- ItemVibrational Spectroscopic Investigation of Blood Plasma and Serum by Drop Coating Deposition for Clinical Application(Basel : Molecular Diversity Preservation International (MDPI), 2021) Huang, Jing; Ali, Nairveen; Quansah, Elsie; Guo, Shuxia; Noutsias, Michel; Meyer-Zedler, Tobias; Bocklitz, Thomas; Popp, Jürgen; Neugebauer, Ute; Ramoji, AnuradhaIn recent decades, vibrational spectroscopic methods such as Raman and FT-IR spectroscopy are widely applied to investigate plasma and serum samples. These methods are combined with drop coating deposition techniques to pre-concentrate the biomolecules in the dried droplet to improve the detected vibrational signal. However, most often encountered challenge is the inhomogeneous redistribution of biomolecules due to the coffee-ring effect. In this study, the variation in biomolecule distribution within the dried-sample droplet has been investigated using Raman and FT-IR spectroscopy and fluorescence lifetime imaging method. The plasma-sample from healthy donors were investigated to show the spectral differences between the inner and outer-ring region of the dried-sample droplet. Further, the preferred location of deposition of the most abundant protein albumin in the blood during the drying process of the plasma has been illustrated by using deuterated albumin.

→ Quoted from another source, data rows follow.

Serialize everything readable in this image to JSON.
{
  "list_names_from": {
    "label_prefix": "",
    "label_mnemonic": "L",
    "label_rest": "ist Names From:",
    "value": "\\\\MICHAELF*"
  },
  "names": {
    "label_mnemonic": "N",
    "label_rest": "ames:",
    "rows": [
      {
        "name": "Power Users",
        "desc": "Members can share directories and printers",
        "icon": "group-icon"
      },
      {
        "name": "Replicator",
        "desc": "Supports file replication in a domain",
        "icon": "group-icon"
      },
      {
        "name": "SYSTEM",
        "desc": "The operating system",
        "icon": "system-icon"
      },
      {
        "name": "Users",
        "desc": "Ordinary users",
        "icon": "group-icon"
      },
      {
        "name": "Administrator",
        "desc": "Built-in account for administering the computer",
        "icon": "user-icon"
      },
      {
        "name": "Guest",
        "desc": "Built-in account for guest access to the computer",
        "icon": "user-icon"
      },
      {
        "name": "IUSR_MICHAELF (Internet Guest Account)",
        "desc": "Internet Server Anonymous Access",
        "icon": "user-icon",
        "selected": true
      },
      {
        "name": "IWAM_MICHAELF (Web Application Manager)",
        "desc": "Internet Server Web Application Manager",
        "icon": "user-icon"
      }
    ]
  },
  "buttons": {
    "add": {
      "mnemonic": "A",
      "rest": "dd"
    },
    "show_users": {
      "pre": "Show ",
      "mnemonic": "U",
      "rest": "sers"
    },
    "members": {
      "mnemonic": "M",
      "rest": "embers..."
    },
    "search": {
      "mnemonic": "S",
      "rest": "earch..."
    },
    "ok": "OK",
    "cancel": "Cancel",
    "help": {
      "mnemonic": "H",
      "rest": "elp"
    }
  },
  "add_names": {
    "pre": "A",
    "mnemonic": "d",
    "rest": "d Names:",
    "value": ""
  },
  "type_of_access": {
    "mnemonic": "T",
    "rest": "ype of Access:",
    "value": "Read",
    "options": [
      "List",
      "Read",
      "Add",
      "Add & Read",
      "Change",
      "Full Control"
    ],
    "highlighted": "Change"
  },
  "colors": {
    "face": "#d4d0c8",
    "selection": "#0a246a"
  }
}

Subsequently, two patients with different cardiac-related diseases were investigated exemplarily to illustrate the variation in the pattern of plasma and serum biomolecule distribution during the drying process and its impact on patient-stratification. The study shows that a uniform sampling position of the droplet, both at the inner and the outer ring, is necessary for thorough clinical characterization of the patient’s plasma and serum sample using vibrational spectroscopy.